If a line in the records below contains the word "name", copy it out.

*** Begin section ***

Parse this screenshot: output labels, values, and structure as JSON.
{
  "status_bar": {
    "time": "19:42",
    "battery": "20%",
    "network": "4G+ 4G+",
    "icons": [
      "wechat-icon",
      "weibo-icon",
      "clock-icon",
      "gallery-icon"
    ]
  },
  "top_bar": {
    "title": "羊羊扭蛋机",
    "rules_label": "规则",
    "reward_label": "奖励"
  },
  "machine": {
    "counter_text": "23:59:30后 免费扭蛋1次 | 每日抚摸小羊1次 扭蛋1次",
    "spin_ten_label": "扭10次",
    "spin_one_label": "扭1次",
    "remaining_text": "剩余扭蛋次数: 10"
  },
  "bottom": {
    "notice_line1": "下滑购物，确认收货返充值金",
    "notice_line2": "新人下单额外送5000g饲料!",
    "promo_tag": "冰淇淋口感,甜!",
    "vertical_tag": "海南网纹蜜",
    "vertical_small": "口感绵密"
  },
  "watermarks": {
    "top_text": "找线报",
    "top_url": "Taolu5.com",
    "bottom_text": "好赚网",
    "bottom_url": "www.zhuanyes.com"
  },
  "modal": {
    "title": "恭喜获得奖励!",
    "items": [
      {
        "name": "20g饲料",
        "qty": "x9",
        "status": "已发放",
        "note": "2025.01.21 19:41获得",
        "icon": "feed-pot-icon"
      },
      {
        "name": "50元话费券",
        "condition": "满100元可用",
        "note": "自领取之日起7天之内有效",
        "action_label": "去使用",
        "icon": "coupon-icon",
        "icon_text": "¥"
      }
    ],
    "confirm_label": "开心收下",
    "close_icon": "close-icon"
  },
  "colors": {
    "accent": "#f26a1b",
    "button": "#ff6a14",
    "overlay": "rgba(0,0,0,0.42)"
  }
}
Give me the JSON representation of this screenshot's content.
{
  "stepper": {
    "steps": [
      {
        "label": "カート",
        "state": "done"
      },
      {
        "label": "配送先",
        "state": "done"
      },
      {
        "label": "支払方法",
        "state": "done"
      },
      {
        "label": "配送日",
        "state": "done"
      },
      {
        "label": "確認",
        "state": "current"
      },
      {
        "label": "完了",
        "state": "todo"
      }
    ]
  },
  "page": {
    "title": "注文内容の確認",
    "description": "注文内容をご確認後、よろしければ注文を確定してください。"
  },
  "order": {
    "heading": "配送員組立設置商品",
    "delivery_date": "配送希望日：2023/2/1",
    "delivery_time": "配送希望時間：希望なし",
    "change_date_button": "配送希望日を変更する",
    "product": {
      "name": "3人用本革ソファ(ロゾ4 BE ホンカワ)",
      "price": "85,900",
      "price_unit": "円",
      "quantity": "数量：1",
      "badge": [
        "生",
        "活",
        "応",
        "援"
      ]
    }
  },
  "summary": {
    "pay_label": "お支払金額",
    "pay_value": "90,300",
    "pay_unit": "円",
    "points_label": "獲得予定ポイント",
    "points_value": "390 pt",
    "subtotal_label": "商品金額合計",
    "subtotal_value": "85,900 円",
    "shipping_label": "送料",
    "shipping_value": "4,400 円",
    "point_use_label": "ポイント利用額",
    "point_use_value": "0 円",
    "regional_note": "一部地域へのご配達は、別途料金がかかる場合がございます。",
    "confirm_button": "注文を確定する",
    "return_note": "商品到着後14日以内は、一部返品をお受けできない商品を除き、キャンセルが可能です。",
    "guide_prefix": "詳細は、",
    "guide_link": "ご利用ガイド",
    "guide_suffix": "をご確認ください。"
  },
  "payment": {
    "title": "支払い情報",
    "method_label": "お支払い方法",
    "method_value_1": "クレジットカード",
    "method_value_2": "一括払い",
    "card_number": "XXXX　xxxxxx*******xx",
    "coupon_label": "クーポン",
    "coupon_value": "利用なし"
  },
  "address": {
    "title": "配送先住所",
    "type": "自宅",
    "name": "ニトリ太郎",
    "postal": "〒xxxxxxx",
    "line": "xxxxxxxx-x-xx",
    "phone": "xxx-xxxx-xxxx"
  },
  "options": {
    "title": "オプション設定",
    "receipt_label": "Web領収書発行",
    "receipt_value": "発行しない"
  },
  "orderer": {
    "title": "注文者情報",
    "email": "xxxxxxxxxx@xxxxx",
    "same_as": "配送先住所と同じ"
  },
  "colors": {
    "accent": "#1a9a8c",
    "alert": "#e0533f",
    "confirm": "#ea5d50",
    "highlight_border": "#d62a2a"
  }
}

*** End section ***

▸ Solved problem:
        "name": "20g饲料",
        "name": "50元话费券",
      "name": "3人用本革ソファ(ロゾ4 BE ホンカワ)",
    "name": "ニトリ太郎",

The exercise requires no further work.